*Oprah Winfrey is using the full weight of her cable network to promote the wide release of “Selma” on January 9.
As previously reported, New Year’s Day on OWN will feature the premiere of two civil rights-themed programs. “Oprah: Where Are They Now? Civil Rights Special” will begin at 9 p.m., followed by “Race on The Oprah Winfrey Show with Tamron Hall” at 10. A third offering, “Oprah’s Master Class: Civil Rights Special,” will premiere on Sunday, January 4 at 10 p.m.
Below: View more info about each special along with sneak peeks and excerpts, followed by Oprah discussing civil rights activist and “Oprah Winfrey Show” devotee Annie Lee Cooper, whom Oprah portrays in “Selma.”
OPRAH: WHERE ARE THEY NOW? CIVIL RIGHTS SPECIAL:
(Thursday, January 1 at 9:00 p.m. ET/PT)
Oprah Winfrey interviews Ruby Bridges who, at six years old, became a hero and civil rights pioneer as one of the first black children to integrate into an all-white New Orleans elementary school in 1960. From Harpo Studios in Chicago, Oprah takes a look back at the most historic moments on “The Oprah Winfrey Show” covering civil rights and race relations.
Below – Civil Rights Pioneer Ruby Bridges on Ferguson and Eric Garner:
Below – Oprah: Where Are They Now? Civil Rights Special promo:
OPRAH’S MASTER CLASS: CIVIL RIGHTS SPECIAL:
(Sunday, January 4 at 10:00 p.m. ET/PT)
Cicely Tyson, Dr. Maya Angelou, Lionel Richie, Diahann Carroll, and Berry Gordy, Jr. share their insights from deeply personal experiences with segregation, race, and racism. Plus, more compelling stories about equality and how they strive to be the best they can be from: Condoleezza Rice, Morgan Freeman, Alicia Keys, Lenny Kravitz and Jay Z.
Below – Diahann Carroll Shares the Important Lesson on Racism She Learned From Her Mother:
RACE ON THE OPRAH WINFREY SHOW WITH TAMRON HALL
(Thursday, January 1 at 10:00 p.m. ET/PT)
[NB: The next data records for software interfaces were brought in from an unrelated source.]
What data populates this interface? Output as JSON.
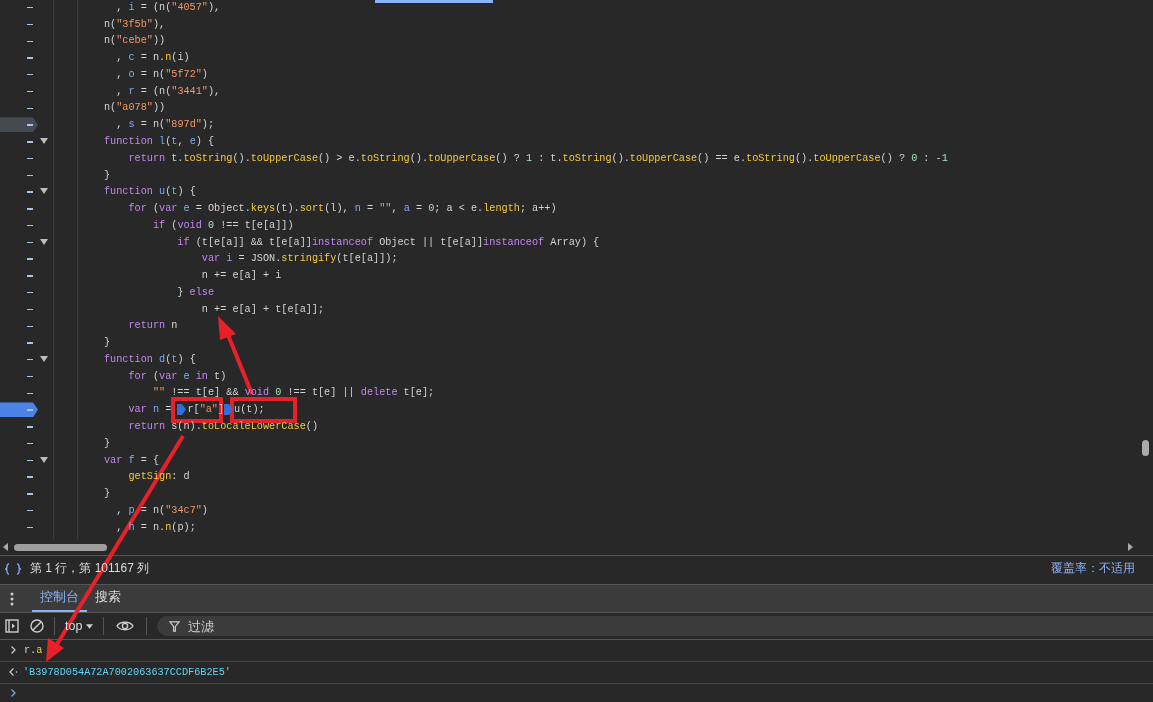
{
  "editor": {
    "lines": [
      {
        "foldable": false,
        "tokens": [
          {
            "text": "  , ",
            "kind": "plain"
          },
          {
            "text": "i",
            "kind": "variable"
          },
          {
            "text": " = (n(",
            "kind": "plain"
          },
          {
            "text": "\"4057\"",
            "kind": "string"
          },
          {
            "text": "),",
            "kind": "plain"
          }
        ]
      },
      {
        "foldable": false,
        "tokens": [
          {
            "text": "n(",
            "kind": "plain"
          },
          {
            "text": "\"3f5b\"",
            "kind": "string"
          },
          {
            "text": "),",
            "kind": "plain"
          }
        ]
      },
      {
        "foldable": false,
        "tokens": [
          {
            "text": "n(",
            "kind": "plain"
          },
          {
            "text": "\"cebe\"",
            "kind": "string"
          },
          {
            "text": "))",
            "kind": "plain"
          }
        ]
      },
      {
        "foldable": false,
        "tokens": [
          {
            "text": "  , ",
            "kind": "plain"
          },
          {
            "text": "c",
            "kind": "variable"
          },
          {
            "text": " = n.",
            "kind": "plain"
          },
          {
            "text": "n",
            "kind": "function"
          },
          {
            "text": "(i)",
            "kind": "plain"
          }
        ]
      },
      {
        "foldable": false,
        "tokens": [
          {
            "text": "  , ",
            "kind": "plain"
          },
          {
            "text": "o",
            "kind": "variable"
          },
          {
            "text": " = n(",
            "kind": "plain"
          },
          {
            "text": "\"5f72\"",
            "kind": "string"
          },
          {
            "text": ")",
            "kind": "plain"
          }
        ]
      },
      {
        "foldable": false,
        "tokens": [
          {
            "text": "  , ",
            "kind": "plain"
          },
          {
            "text": "r",
            "kind": "variable"
          },
          {
            "text": " = (n(",
            "kind": "plain"
          },
          {
            "text": "\"3441\"",
            "kind": "string"
          },
          {
            "text": "),",
            "kind": "plain"
          }
        ]
      },
      {
        "foldable": false,
        "tokens": [
          {
            "text": "n(",
            "kind": "plain"
          },
          {
            "text": "\"a078\"",
            "kind": "string"
          },
          {
            "text": "))",
            "kind": "plain"
          }
        ]
      },
      {
        "foldable": false,
        "breakpoint": {
          "enabled": false
        },
        "tokens": [
          {
            "text": "  , ",
            "kind": "plain"
          },
          {
            "text": "s",
            "kind": "variable"
          },
          {
            "text": " = n(",
            "kind": "plain"
          },
          {
            "text": "\"897d\"",
            "kind": "string"
          },
          {
            "text": ");",
            "kind": "plain"
          }
        ]
      },
      {
        "foldable": true,
        "tokens": [
          {
            "text": "function ",
            "kind": "keyword"
          },
          {
            "text": "l",
            "kind": "variable"
          },
          {
            "text": "(",
            "kind": "plain"
          },
          {
            "text": "t",
            "kind": "variable"
          },
          {
            "text": ", ",
            "kind": "plain"
          },
          {
            "text": "e",
            "kind": "variable"
          },
          {
            "text": ") {",
            "kind": "plain"
          }
        ]
      },
      {
        "foldable": false,
        "tokens": [
          {
            "text": "    return",
            "kind": "keyword"
          },
          {
            "text": " t.",
            "kind": "plain"
          },
          {
            "text": "toString",
            "kind": "function"
          },
          {
            "text": "().",
            "kind": "plain"
          },
          {
            "text": "toUpperCase",
            "kind": "function"
          },
          {
            "text": "() > e.",
            "kind": "plain"
          },
          {
            "text": "toString",
            "kind": "function"
          },
          {
            "text": "().",
            "kind": "plain"
          },
          {
            "text": "toUpperCase",
            "kind": "function"
          },
          {
            "text": "() ? ",
            "kind": "plain"
          },
          {
            "text": "1",
            "kind": "number"
          },
          {
            "text": " : t.",
            "kind": "plain"
          },
          {
            "text": "toString",
            "kind": "function"
          },
          {
            "text": "().",
            "kind": "plain"
          },
          {
            "text": "toUpperCase",
            "kind": "function"
          },
          {
            "text": "() == e.",
            "kind": "plain"
          },
          {
            "text": "toString",
            "kind": "function"
          },
          {
            "text": "().",
            "kind": "plain"
          },
          {
            "text": "toUpperCase",
            "kind": "function"
          },
          {
            "text": "() ? ",
            "kind": "plain"
          },
          {
            "text": "0",
            "kind": "number"
          },
          {
            "text": " : ",
            "kind": "plain"
          },
          {
            "text": "-1",
            "kind": "number"
          }
        ]
      },
      {
        "foldable": false,
        "tokens": [
          {
            "text": "}",
            "kind": "plain"
          }
        ]
      },
      {
        "foldable": true,
        "tokens": [
          {
            "text": "function ",
            "kind": "keyword"
          },
          {
            "text": "u",
            "kind": "variable"
          },
          {
            "text": "(",
            "kind": "plain"
          },
          {
            "text": "t",
            "kind": "variable"
          },
          {
            "text": ") {",
            "kind": "plain"
          }
        ]
      },
      {
        "foldable": false,
        "tokens": [
          {
            "text": "    for",
            "kind": "keyword"
          },
          {
            "text": " (",
            "kind": "plain"
          },
          {
            "text": "var ",
            "kind": "keyword"
          },
          {
            "text": "e",
            "kind": "variable"
          },
          {
            "text": " = Object.",
            "kind": "plain"
          },
          {
            "text": "keys",
            "kind": "function"
          },
          {
            "text": "(t).",
            "kind": "plain"
          },
          {
            "text": "sort",
            "kind": "function"
          },
          {
            "text": "(l), ",
            "kind": "plain"
          },
          {
            "text": "n",
            "kind": "variable"
          },
          {
            "text": " = ",
            "kind": "plain"
          },
          {
            "text": "\"\"",
            "kind": "string"
          },
          {
            "text": ", ",
            "kind": "plain"
          },
          {
            "text": "a",
            "kind": "variable"
          },
          {
            "text": " = ",
            "kind": "plain"
          },
          {
            "text": "0",
            "kind": "number"
          },
          {
            "text": "; a < e.",
            "kind": "plain"
          },
          {
            "text": "length",
            "kind": "function"
          },
          {
            "text": "; a++)",
            "kind": "plain"
          }
        ]
      },
      {
        "foldable": false,
        "tokens": [
          {
            "text": "        if",
            "kind": "keyword"
          },
          {
            "text": " (",
            "kind": "plain"
          },
          {
            "text": "void ",
            "kind": "keyword"
          },
          {
            "text": "0",
            "kind": "number"
          },
          {
            "text": " !== t[e[a]])",
            "kind": "plain"
          }
        ]
      },
      {
        "foldable": true,
        "tokens": [
          {
            "text": "            if",
            "kind": "keyword"
          },
          {
            "text": " (t[e[a]] && t[e[a]]",
            "kind": "plain"
          },
          {
            "text": "instanceof",
            "kind": "keyword"
          },
          {
            "text": " Object || t[e[a]]",
            "kind": "plain"
          },
          {
            "text": "instanceof",
            "kind": "keyword"
          },
          {
            "text": " Array) {",
            "kind": "plain"
          }
        ]
      },
      {
        "foldable": false,
        "tokens": [
          {
            "text": "                var ",
            "kind": "keyword"
          },
          {
            "text": "i",
            "kind": "variable"
          },
          {
            "text": " = JSON.",
            "kind": "plain"
          },
          {
            "text": "stringify",
            "kind": "function"
          },
          {
            "text": "(t[e[a]]);",
            "kind": "plain"
          }
        ]
      },
      {
        "foldable": false,
        "tokens": [
          {
            "text": "                n += e[a] + i",
            "kind": "plain"
          }
        ]
      },
      {
        "foldable": false,
        "tokens": [
          {
            "text": "            } ",
            "kind": "plain"
          },
          {
            "text": "else",
            "kind": "keyword"
          }
        ]
      },
      {
        "foldable": false,
        "tokens": [
          {
            "text": "                n += e[a] + t[e[a]];",
            "kind": "plain"
          }
        ]
      },
      {
        "foldable": false,
        "tokens": [
          {
            "text": "    return",
            "kind": "keyword"
          },
          {
            "text": " n",
            "kind": "plain"
          }
        ]
      },
      {
        "foldable": false,
        "tokens": [
          {
            "text": "}",
            "kind": "plain"
          }
        ]
      },
      {
        "foldable": true,
        "tokens": [
          {
            "text": "function ",
            "kind": "keyword"
          },
          {
            "text": "d",
            "kind": "variable"
          },
          {
            "text": "(",
            "kind": "plain"
          },
          {
            "text": "t",
            "kind": "variable"
          },
          {
            "text": ") {",
            "kind": "plain"
          }
        ]
      },
      {
        "foldable": false,
        "tokens": [
          {
            "text": "    for",
            "kind": "keyword"
          },
          {
            "text": " (",
            "kind": "plain"
          },
          {
            "text": "var ",
            "kind": "keyword"
          },
          {
            "text": "e",
            "kind": "variable"
          },
          {
            "text": " in",
            "kind": "keyword"
          },
          {
            "text": " t)",
            "kind": "plain"
          }
        ]
      },
      {
        "foldable": false,
        "tokens": [
          {
            "text": "        \"\"",
            "kind": "string"
          },
          {
            "text": " !== t[e] && ",
            "kind": "plain"
          },
          {
            "text": "void ",
            "kind": "keyword"
          },
          {
            "text": "0",
            "kind": "number"
          },
          {
            "text": " !== t[e] || ",
            "kind": "plain"
          },
          {
            "text": "delete",
            "kind": "keyword"
          },
          {
            "text": " t[e];",
            "kind": "plain"
          }
        ]
      },
      {
        "foldable": false,
        "breakpoint": {
          "enabled": true
        },
        "tokens": [
          {
            "text": "    var ",
            "kind": "keyword"
          },
          {
            "text": "n",
            "kind": "variable"
          },
          {
            "text": " = ",
            "kind": "plain"
          },
          {
            "kind": "breakpoint"
          },
          {
            "text": "r[",
            "kind": "plain"
          },
          {
            "text": "\"a\"",
            "kind": "string"
          },
          {
            "text": "]",
            "kind": "plain"
          },
          {
            "kind": "breakpoint"
          },
          {
            "text": "u(t);",
            "kind": "plain"
          }
        ]
      },
      {
        "foldable": false,
        "tokens": [
          {
            "text": "    return",
            "kind": "keyword"
          },
          {
            "text": " s(n).",
            "kind": "plain"
          },
          {
            "text": "toLocaleLowerCase",
            "kind": "function"
          },
          {
            "text": "()",
            "kind": "plain"
          }
        ]
      },
      {
        "foldable": false,
        "tokens": [
          {
            "text": "}",
            "kind": "plain"
          }
        ]
      },
      {
        "foldable": true,
        "tokens": [
          {
            "text": "var ",
            "kind": "keyword"
          },
          {
            "text": "f",
            "kind": "variable"
          },
          {
            "text": " = {",
            "kind": "plain"
          }
        ]
      },
      {
        "foldable": false,
        "tokens": [
          {
            "text": "    getSign",
            "kind": "function"
          },
          {
            "text": ": d",
            "kind": "plain"
          }
        ]
      },
      {
        "foldable": false,
        "tokens": [
          {
            "text": "}",
            "kind": "plain"
          }
        ]
      },
      {
        "foldable": false,
        "tokens": [
          {
            "text": "  , ",
            "kind": "plain"
          },
          {
            "text": "p",
            "kind": "variable"
          },
          {
            "text": " = n(",
            "kind": "plain"
          },
          {
            "text": "\"34c7\"",
            "kind": "string"
          },
          {
            "text": ")",
            "kind": "plain"
          }
        ]
      },
      {
        "foldable": false,
        "tokens": [
          {
            "text": "  , ",
            "kind": "plain"
          },
          {
            "text": "h",
            "kind": "variable"
          },
          {
            "text": " = n.",
            "kind": "plain"
          },
          {
            "text": "n",
            "kind": "function"
          },
          {
            "text": "(p);",
            "kind": "plain"
          }
        ]
      }
    ]
  },
  "status_bar": {
    "position": "第 1 行，第 101167 列",
    "coverage": "覆盖率：不适用"
  },
  "drawer": {
    "tabs": [
      {
        "label": "控制台",
        "selected": true
      },
      {
        "label": "搜索",
        "selected": false
      }
    ],
    "context": "top",
    "filter": {
      "placeholder": "过滤"
    },
    "console": [
      {
        "kind": "input",
        "tokens": [
          {
            "text": "r.",
            "kind": "plain"
          },
          {
            "text": "a",
            "kind": "function"
          }
        ]
      },
      {
        "kind": "output",
        "text": "'B3978D054A72A7002063637CCDF6B2E5'"
      },
      {
        "kind": "prompt"
      }
    ]
  }
}
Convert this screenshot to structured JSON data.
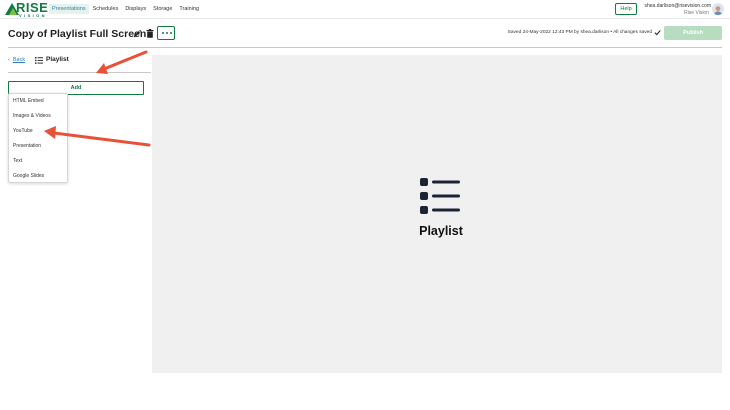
{
  "brand": {
    "logo_text": "RISE",
    "logo_subtext": "VISION",
    "brand_color": "#107c41",
    "link_color": "#2f7fb8"
  },
  "nav": {
    "items": [
      {
        "label": "Presentations",
        "active": true
      },
      {
        "label": "Schedules",
        "active": false
      },
      {
        "label": "Displays",
        "active": false
      },
      {
        "label": "Storage",
        "active": false
      },
      {
        "label": "Training",
        "active": false
      }
    ],
    "help_label": "Help",
    "user_email": "shea.darlison@risevision.com",
    "user_org": "Rise Vision"
  },
  "editor": {
    "title": "Copy of Playlist Full Screen",
    "saved_status": "Saved 24-May-2022 12:43 PM by shea.darlison • All changes saved",
    "publish_label": "Publish",
    "icons": [
      "pencil-icon",
      "trash-icon",
      "more-icon",
      "check-icon"
    ]
  },
  "panel": {
    "back_label": "Back",
    "section_label": "Playlist",
    "add_label": "Add",
    "menu_items": [
      "HTML Embed",
      "Images & Videos",
      "YouTube",
      "Presentation",
      "Text",
      "Google Slides"
    ]
  },
  "canvas": {
    "label": "Playlist",
    "background": "#f0f0f0"
  },
  "annotations": {
    "arrow_color": "#e8503a"
  }
}
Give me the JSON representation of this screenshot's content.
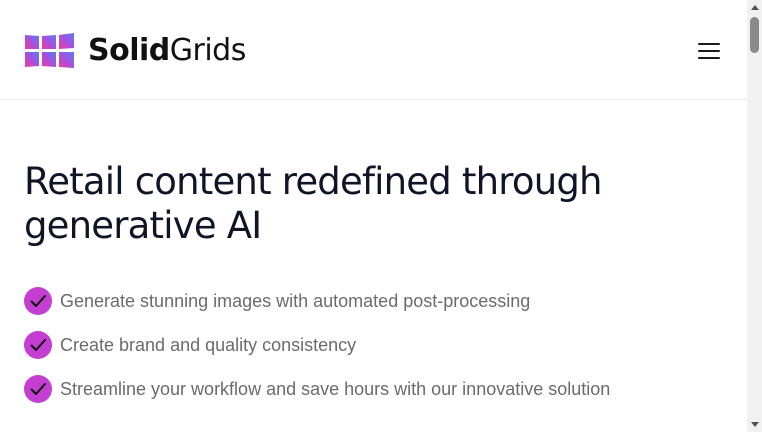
{
  "header": {
    "logo": {
      "bold_text": "Solid",
      "light_text": "Grids",
      "icon": "grid-logo-icon",
      "gradient_colors": [
        "#ec3d9a",
        "#a64fe0",
        "#5a7cf2"
      ]
    },
    "menu_icon": "hamburger-menu-icon"
  },
  "hero": {
    "title": "Retail content redefined through generative AI",
    "check_color": "#c43fd1",
    "features": [
      {
        "text": "Generate stunning images with automated post-processing",
        "icon": "check-icon"
      },
      {
        "text": "Create brand and quality consistency",
        "icon": "check-icon"
      },
      {
        "text": "Streamline your workflow and save hours with our innovative solution",
        "icon": "check-icon"
      }
    ]
  }
}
From Harpo Studios in Chicago, NBC News national correspondent Tamron Hall takes a look back at the most historic moments on “The Oprah Winfrey Show” that covered civil rights and race relations.
Watch two clips below:
Below – The Little Rock Nine Remember the First Day of Desegregation
Winfrey serves as an executive producer on “Selma” and takes a role in the film as Annie Lee Cooper, a Selma-born civil rights activist who famously socked Sheriff Jim Clark in the face.
Annie Lee Cooper was also a fan of the “Oprah Winfrey Show,” up until her death in 2010 at the age of 100.
Below, Oprah reveals how “Selma” director” Ava DuVernay used this bit of information in her pitch for Winfrey to play the role: